Providing a furry friend with a forever home an extra boost of happiness, especially if you need a bit of extra companionship. With animal shelters looking for quality pet parents every day, the pet industry is booming, and more and more families are finding that giving a home to a new cat or dog has a great deal of benefits. However, when you adopt a pet, you’re adopting a living creature that comes with costs, and it’s important to not overlook that fact before you visit your local shelter or breeder.


Before you take the plunge in bringing home a new pet, here are some of the costs that you can expect to incur along the way:


  • What kind of food will you choose?  While this might seem like a question with a clear answer, there are a wide variety of pet foods and brands a pet parent can buy for different dietary needs or medical conditions. Before you settle on a brand, you’ll want to do your research. If the pet you choose to adopt is overweight, you’ll likely want to consider a weight-friendly type of food; if you’re adopting a kitten or a puppy, they will also need a certain type of food designed for babies for the first year of their life. Senior pets also require special food that might cost a few extra dollars.

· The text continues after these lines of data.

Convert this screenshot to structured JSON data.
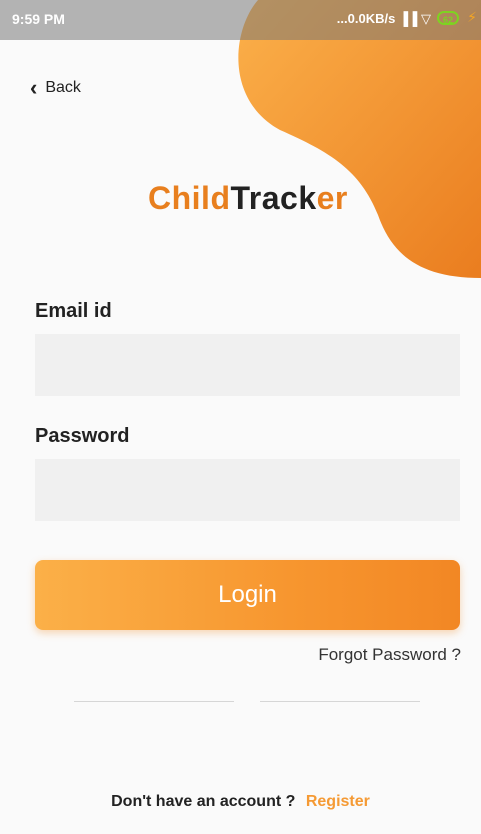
{
  "status": {
    "time": "9:59 PM",
    "network": "...0.0KB/s",
    "battery": "62"
  },
  "nav": {
    "back_label": "Back"
  },
  "brand": {
    "part1": "Child",
    "part2": "Track",
    "part3": "er"
  },
  "form": {
    "email_label": "Email id",
    "email_value": "",
    "password_label": "Password",
    "password_value": "",
    "login_label": "Login",
    "forgot_label": "Forgot Password ?"
  },
  "footer": {
    "prompt": "Don't have an account ?",
    "register_label": "Register"
  },
  "colors": {
    "accent": "#f7962f",
    "brand_orange": "#e87f1e"
  }
}
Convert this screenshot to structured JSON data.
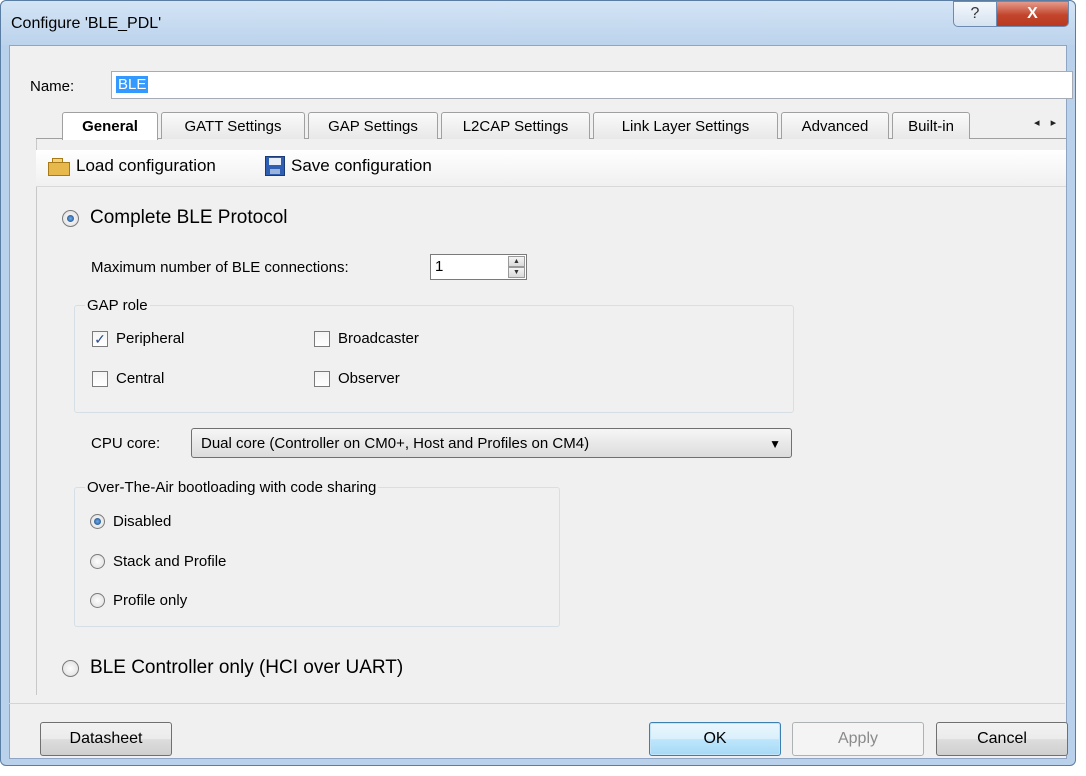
{
  "window": {
    "title": "Configure 'BLE_PDL'",
    "help_glyph": "?",
    "close_glyph": "X"
  },
  "name": {
    "label": "Name:",
    "value": "BLE"
  },
  "tabs": [
    {
      "label": "General",
      "active": true
    },
    {
      "label": "GATT Settings"
    },
    {
      "label": "GAP Settings"
    },
    {
      "label": "L2CAP Settings"
    },
    {
      "label": "Link Layer Settings"
    },
    {
      "label": "Advanced"
    },
    {
      "label": "Built-in"
    }
  ],
  "tab_scroll": "◂ ▸",
  "toolbar": {
    "load_label": "Load configuration",
    "save_label": "Save configuration",
    "load_icon": "folder-open-icon",
    "save_icon": "floppy-disk-icon"
  },
  "general": {
    "complete_label": "Complete BLE Protocol",
    "complete_selected": true,
    "max_conn_label": "Maximum number of BLE connections:",
    "max_conn_value": "1",
    "gap_role": {
      "title": "GAP role",
      "peripheral": "Peripheral",
      "peripheral_checked": true,
      "broadcaster": "Broadcaster",
      "broadcaster_checked": false,
      "central": "Central",
      "central_checked": false,
      "observer": "Observer",
      "observer_checked": false
    },
    "cpu_label": "CPU core:",
    "cpu_value": "Dual core (Controller on CM0+, Host and Profiles on CM4)",
    "ota": {
      "title": "Over-The-Air bootloading with code sharing",
      "disabled": "Disabled",
      "stack_profile": "Stack and Profile",
      "profile_only": "Profile only",
      "selected": "disabled"
    },
    "hci_label": "BLE Controller only (HCI over UART)"
  },
  "buttons": {
    "datasheet": "Datasheet",
    "ok": "OK",
    "apply": "Apply",
    "cancel": "Cancel"
  },
  "check_glyph": "✓"
}
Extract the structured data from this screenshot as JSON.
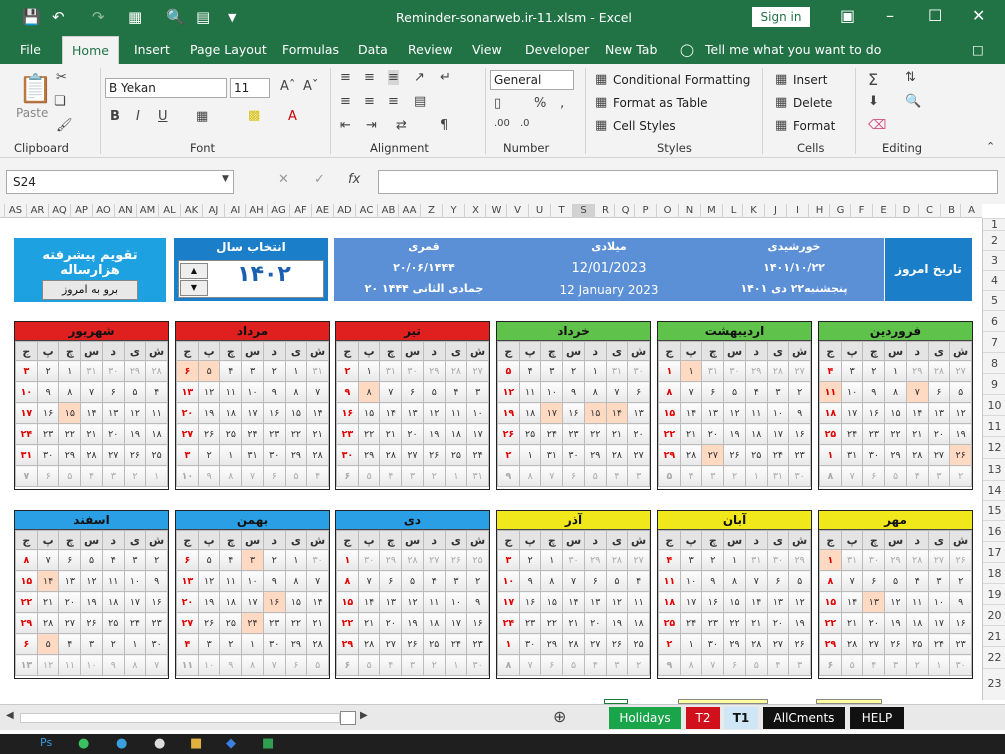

  • Finding the right veterinarian for your pet’s long-term health.  Just like you want to find the appropriate doctor for your personal health, your pet will need a veterinarian who you can trust and who can offer the best services for the best price. While you can take advantage of free or discounted clinics at shelters for regular vaccinations or microchips, you want a vet for regular checkups, when your pet falls ill, or if they need a medical procedure. Many pet parents have found that searching online for reviews helps find the right vet in their area that will best suit their needs.


  • Keeping your pet well groomed and trained.  These two expenditures are mainly for dog parents, but they’re important nonetheless. Some dogs benefit greatly from “obedience school” where they and their owner can develop the best tools to coexist with other dogs and humans. However, before you spend the money, spend some time with your pup to determine if the cost is necessary. With regards to grooming, some dog parents find that they can bathe and groom their pup at home, but hiring a groomer on a semi-regular basis can help with tasks better left to professionals, such as nail clipping and ear cleaning.